Ham’s suicide in 1975 was, unfortunately, not the end of the band’s tragedy.  The band broke up and reformed in various incarnations after Ham’s suicide – including one incarnation that had Tony Kaye from Yes and Peter Clarke from Stealers Wheel on keyboards and drums, and a period in which two different bands, one led by guitarist Tom Evans and the other by singer/drummer Joey Molland (who was not part of the original band) toured more or less simultaneously under the Badfinger moniker.  On November 18, 1983, Evans and Molland had a heated telephone argument that some sources say was chiefly concerned with the royalties from “Without You.”  Evans, who had been plagued with depression since Ham’s 1975 death and once told his wife “I want to be where Pete is,” hung himself late that night or early the next morning.
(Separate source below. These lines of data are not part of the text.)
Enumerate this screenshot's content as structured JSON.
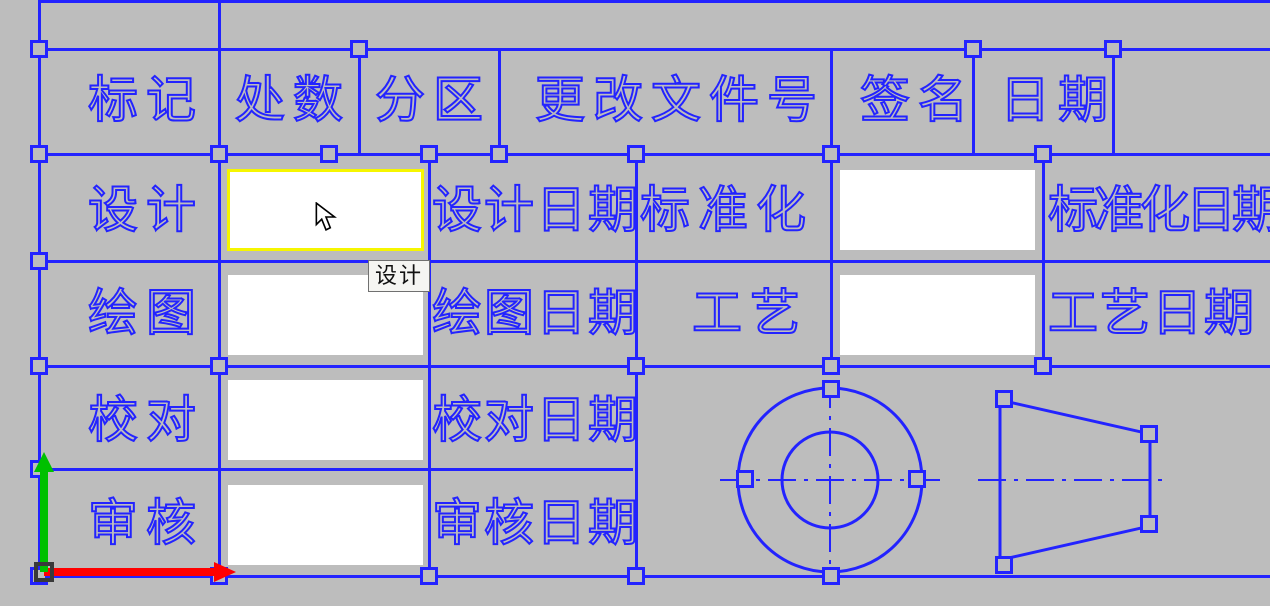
{
  "header": {
    "c1": "标记",
    "c2": "处数",
    "c3": "分区",
    "c4": "更改文件号",
    "c5": "签名",
    "c6": "日期"
  },
  "rows": {
    "r1": {
      "label": "设计",
      "date": "设计日期",
      "right_label": "标准化",
      "right_date": "标准化日期"
    },
    "r2": {
      "label": "绘图",
      "date": "绘图日期",
      "right_label": "工艺",
      "right_date": "工艺日期"
    },
    "r3": {
      "label": "校对",
      "date": "校对日期"
    },
    "r4": {
      "label": "审核",
      "date": "审核日期"
    }
  },
  "tooltip": "设计",
  "colors": {
    "line": "#2323ff",
    "bg": "#bdbdbd",
    "field": "#ffffff",
    "highlight": "#f6f600",
    "x_axis": "#ff0000",
    "y_axis": "#00d000"
  }
}
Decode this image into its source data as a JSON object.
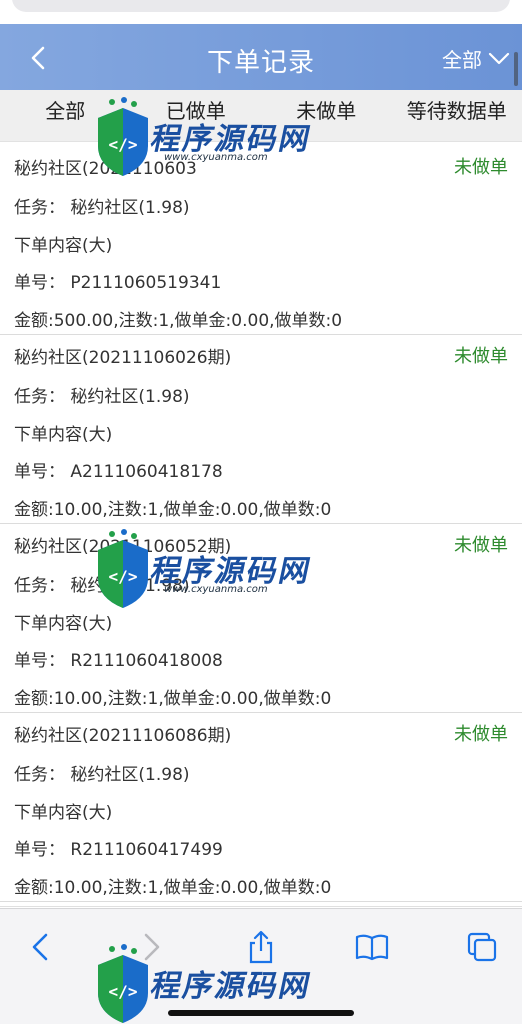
{
  "header": {
    "title": "下单记录",
    "filter_label": "全部",
    "colors": {
      "bar": "#6b93d6",
      "text": "#ffffff"
    }
  },
  "tabs": [
    "全部",
    "已做单",
    "未做单",
    "等待数据单"
  ],
  "records": [
    {
      "name": "秘约社区(2021110603",
      "status": "未做单",
      "task": "任务：  秘约社区(1.98)",
      "content": "下单内容(大)",
      "order_no": "单号：  P2111060519341",
      "summary": "金额:500.00,注数:1,做单金:0.00,做单数:0"
    },
    {
      "name": "秘约社区(20211106026期)",
      "status": "未做单",
      "task": "任务：  秘约社区(1.98)",
      "content": "下单内容(大)",
      "order_no": "单号：  A2111060418178",
      "summary": "金额:10.00,注数:1,做单金:0.00,做单数:0"
    },
    {
      "name": "秘约社区(20211106052期)",
      "status": "未做单",
      "task": "任务：  秘约社区(1.98)",
      "content": "下单内容(大)",
      "order_no": "单号：  R2111060418008",
      "summary": "金额:10.00,注数:1,做单金:0.00,做单数:0"
    },
    {
      "name": "秘约社区(20211106086期)",
      "status": "未做单",
      "task": "任务：  秘约社区(1.98)",
      "content": "下单内容(大)",
      "order_no": "单号：  R2111060417499",
      "summary": "金额:10.00,注数:1,做单金:0.00,做单数:0"
    }
  ],
  "status_color": "#2e8b2e",
  "watermark": {
    "name": "程序源码网",
    "url": "www.cxyuanma.com"
  },
  "browser_toolbar": {
    "icons": [
      "back-icon",
      "forward-icon",
      "share-icon",
      "bookmarks-icon",
      "tabs-icon"
    ]
  }
}
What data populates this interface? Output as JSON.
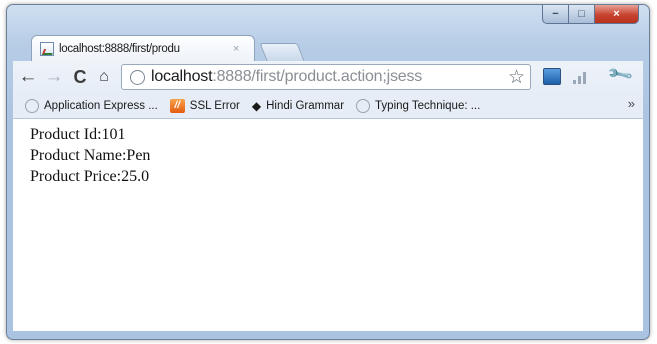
{
  "window": {
    "controls": {
      "minimize": "−",
      "maximize": "□",
      "close": "×"
    }
  },
  "tab": {
    "title": "localhost:8888/first/produ",
    "close": "×",
    "favicon": "page-icon"
  },
  "toolbar": {
    "back": "←",
    "forward": "→",
    "reload": "C",
    "home": "⌂",
    "url_host": "localhost",
    "url_rest": ":8888/first/product.action;jsess",
    "star": "☆",
    "wrench": "🔧"
  },
  "bookmarks": {
    "items": [
      {
        "label": "Application Express ...",
        "icon": "globe-icon"
      },
      {
        "label": "SSL Error",
        "icon": "ssl-error-icon"
      },
      {
        "label": "Hindi Grammar",
        "icon": "diamond-icon"
      },
      {
        "label": "Typing Technique: ...",
        "icon": "globe-icon"
      }
    ],
    "overflow": "»"
  },
  "page": {
    "lines": [
      "Product Id:101",
      "Product Name:Pen",
      "Product Price:25.0"
    ]
  }
}
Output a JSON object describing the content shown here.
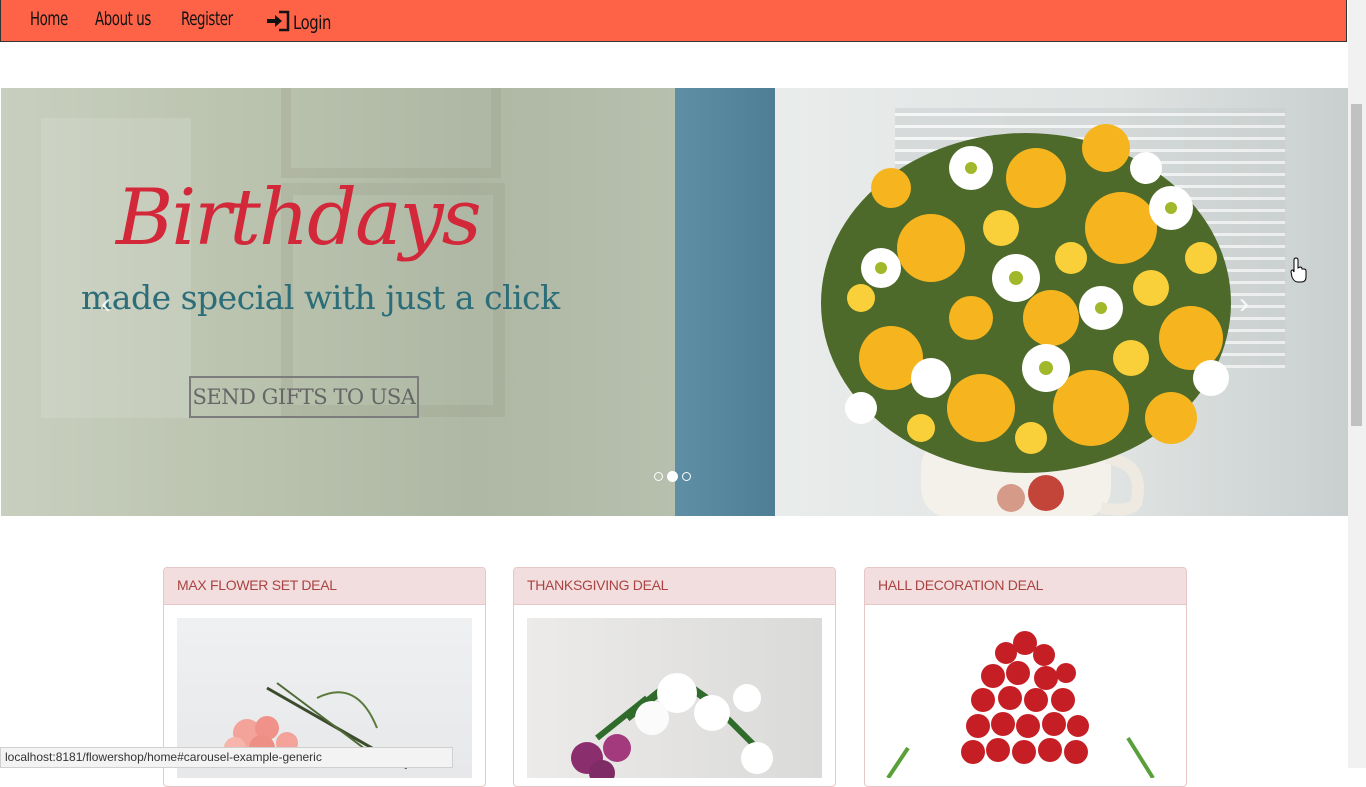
{
  "nav": {
    "items": [
      {
        "label": "Home"
      },
      {
        "label": "About us"
      },
      {
        "label": "Register"
      },
      {
        "label": "Login",
        "icon": "login-icon"
      }
    ]
  },
  "carousel": {
    "headline": "Birthdays",
    "subline": "made special with just a click",
    "cta_label": "SEND GIFTS TO USA",
    "prev_icon": "chevron-left-icon",
    "next_icon": "chevron-right-icon",
    "indicators": {
      "count": 3,
      "active_index": 1
    }
  },
  "deals": [
    {
      "title": "MAX FLOWER SET DEAL"
    },
    {
      "title": "THANKSGIVING DEAL"
    },
    {
      "title": "HALL DECORATION DEAL"
    }
  ],
  "status_bar": {
    "url": "localhost:8181/flowershop/home#carousel-example-generic"
  },
  "colors": {
    "navbar": "#ff6347",
    "headline": "#d2283a",
    "subline": "#2b6d78",
    "panel_head_bg": "#f2dede",
    "panel_head_text": "#a94442"
  }
}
The tragedy of this group of artists cannot be overstated.  From their early days as The Iveys when they first attracted the attention of the Kinks’ Ray Davies (who produced a 4-track demo for them prior to their being noticed by Beatles’ road manager Mal Evans and signed to Apple) to their own robust and influential, if short-lived, body of work under the Badfinger banner, and various guest appearances by members including tracks, albums, and performances by George Harrison (the “All Things Must Pass” and The Concert for Bangladesh), John Lennon (the “Imagine” album; some sources say their tracks weren’t used), and Evans and Ham contributing background vocals to Ringo Starr’s hit single “It Don’t Come Easy,” as well as touching various parts of musical history spanning three decades (starting with Davies’ early involvement and extending even to such odd trivia as Gibbons’ session work on Bonnie Tyler’s breakout hit “It’s A Heartache,” or the sale of their two-room rehearsal space by their manager Bill Collins for use by another manager, Malcom McLaren for use by his new act, a little group of ne’er-do-wells called “The Sex Pistols”), Badfinger’s influence and impact both large and small across the music industry is huge, obscure, wide-ranging, and mostly forgotten in the traffic and noise of music history.

Certainly the attention brought to the acts who have covered “Without You,” by itself, is a greater contribution than many bands or artists have ever been able to make. However, in many decades when the rise and fall of twentieth-century rock is written with a detached pen, it will be this story along with other tales of perfidy for money by people like Saul Zantz (who screwed Creedence Clearwater Revival so hard that John Fogerty got sued for performing songs he had written and recorded) and others that tells the real truth behind what may eventually prove to have killed rock and roll:  not mp3’s and file-sharing, but the gluttonous, greedy, and mutinous mismanagement of talented human beings by greedy, avaricious managers who weren’t even smart enough to avoid cooking the goose that laid their golden eggs.

Pete Ham – writer of a song that has been recorded by nearly two hundred different artists and sold over twenty million copies – killed himself believing that he was destitute.  Further arguments over that same money ended up costing his bandmate Tom Evans his life as well, and the surviving band members lived and continue to live the rest of their lives under the weight of that loss.  Perhaps the breaking of the record company & manager business model in music by the rise of independent distribution enabled by the digital age will prove a blessing in disguise.

Addendum, 08-Aug-2014:  BF enjoyed a brief renaissance when their fourth major hit, “Baby Blue,” was used as the fade-out track for the last scene of the last show of the last season of the popular US television drama “Breaking Bad.”